Thursday, June 28, 2012

Ramblings from the Farm

These are baby Oyster mushrooms in the early fruiting stage.  In the past few days, since taking this picture, they have changed yet again.  I'm so curious to watch these phases take place and will be guessing at when to harvest them, especially considering how we have neither grown nor eaten this type of mushroom EVER!  My husband has refused to eat mushrooms of any kind, for as long as I've known him.  I'm hoping to convert him with these tasty homegrown delights.

 We took another gamble this week by installing new bees (a 5-frame nuc) in our hive, which saw only two months of occupancy nearly two years ago.  I was sad and tired of seeing if sit empty in the garage.  The Italian package originally installed were mostly drowned by my inept attempt at feeding and then finished off by our voracious dragonflies.  The nuc I placed a week ago seems healthy and vigorous.  As I was opening the cardboard package, several frames tipped over onto the ground.  A simple adjustment from vertical to horizontal positioning was enough to warrant an attack directed at me.  Several made their way under my shirt, which I had neglected to tuck in, stinging me on the belly.  So as my visiting mother and children watched from a window of our house, I high-stepped and cursed my way across the yard in a sprint, covered in angry bees.  Lesson learned.

Remarkably, all of our tomatoes have begun to set fruit.  These are Sungold cherry tomatoes.

And blueberries are coming along ahead of schedule.

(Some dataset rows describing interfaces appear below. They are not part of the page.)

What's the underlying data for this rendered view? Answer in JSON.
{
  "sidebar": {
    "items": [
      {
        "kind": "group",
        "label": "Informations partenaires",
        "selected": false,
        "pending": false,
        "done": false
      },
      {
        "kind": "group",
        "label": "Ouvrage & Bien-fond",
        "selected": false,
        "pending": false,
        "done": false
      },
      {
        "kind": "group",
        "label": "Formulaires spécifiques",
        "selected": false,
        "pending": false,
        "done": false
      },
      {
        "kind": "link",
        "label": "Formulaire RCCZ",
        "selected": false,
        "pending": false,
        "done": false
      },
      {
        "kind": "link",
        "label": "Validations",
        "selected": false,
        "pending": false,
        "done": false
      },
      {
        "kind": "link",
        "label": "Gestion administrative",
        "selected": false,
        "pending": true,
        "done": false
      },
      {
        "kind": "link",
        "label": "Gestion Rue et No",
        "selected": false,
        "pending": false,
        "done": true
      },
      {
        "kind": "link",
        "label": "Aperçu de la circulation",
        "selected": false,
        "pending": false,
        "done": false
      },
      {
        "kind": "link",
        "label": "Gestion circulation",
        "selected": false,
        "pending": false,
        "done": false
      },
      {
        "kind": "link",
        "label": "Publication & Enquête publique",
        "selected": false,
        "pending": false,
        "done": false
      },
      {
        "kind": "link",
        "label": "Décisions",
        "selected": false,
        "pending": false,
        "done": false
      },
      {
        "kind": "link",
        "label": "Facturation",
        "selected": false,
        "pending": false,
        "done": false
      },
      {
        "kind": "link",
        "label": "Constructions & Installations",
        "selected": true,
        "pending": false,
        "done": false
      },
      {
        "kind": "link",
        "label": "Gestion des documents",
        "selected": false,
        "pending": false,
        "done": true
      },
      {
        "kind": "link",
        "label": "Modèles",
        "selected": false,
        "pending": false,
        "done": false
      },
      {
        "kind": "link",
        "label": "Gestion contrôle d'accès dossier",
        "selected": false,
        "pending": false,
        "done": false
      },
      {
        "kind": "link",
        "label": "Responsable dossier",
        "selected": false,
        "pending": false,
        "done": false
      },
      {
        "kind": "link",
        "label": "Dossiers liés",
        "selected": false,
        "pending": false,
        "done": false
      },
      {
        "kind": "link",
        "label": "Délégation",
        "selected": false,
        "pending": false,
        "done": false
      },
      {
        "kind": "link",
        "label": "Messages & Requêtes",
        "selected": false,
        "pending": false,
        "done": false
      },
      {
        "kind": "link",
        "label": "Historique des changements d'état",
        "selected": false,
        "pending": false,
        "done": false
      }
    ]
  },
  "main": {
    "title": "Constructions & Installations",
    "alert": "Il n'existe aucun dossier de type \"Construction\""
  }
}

We also added a Copper Maran rooster to our older laying crew.  "Harold" is quite handsome and friendly.  He took his male duties very seriously and we collected six fertilized eggs from our Rhode Island Red hen, immediately.  My nearly-five-year-old was too excited about the prospect of hatching chicks to let this project slide.  So, we a built a cardboard box incubator using an old desk lamp, a wire rack from the toaster oven, and a recycled refrigerator shelf. 

Poor Harold lost his gorgeous tail to a fox the same day I took this photo.  Since then, he has been severely depressed and failed to crow at dawn.  I'm actually looking forward to his recovery.  I miss all the racket and farmyard reminder to get moving out of bed.


  1. Hi, i am cecilia and clicking on names and following comments led me here and i am so glad. i too have bees and chickens and cows and sheep and gardens on my little sustainable farm.. so it is great to see others living the healthy simple life.. Your photos are lovely.. take care c

  2. Hi Cecilia! I'm so glad you left a comment because now I've found you blog, which is wonderful! I can't wait to sit down for a bit and read more...especially about bees. Thanks again!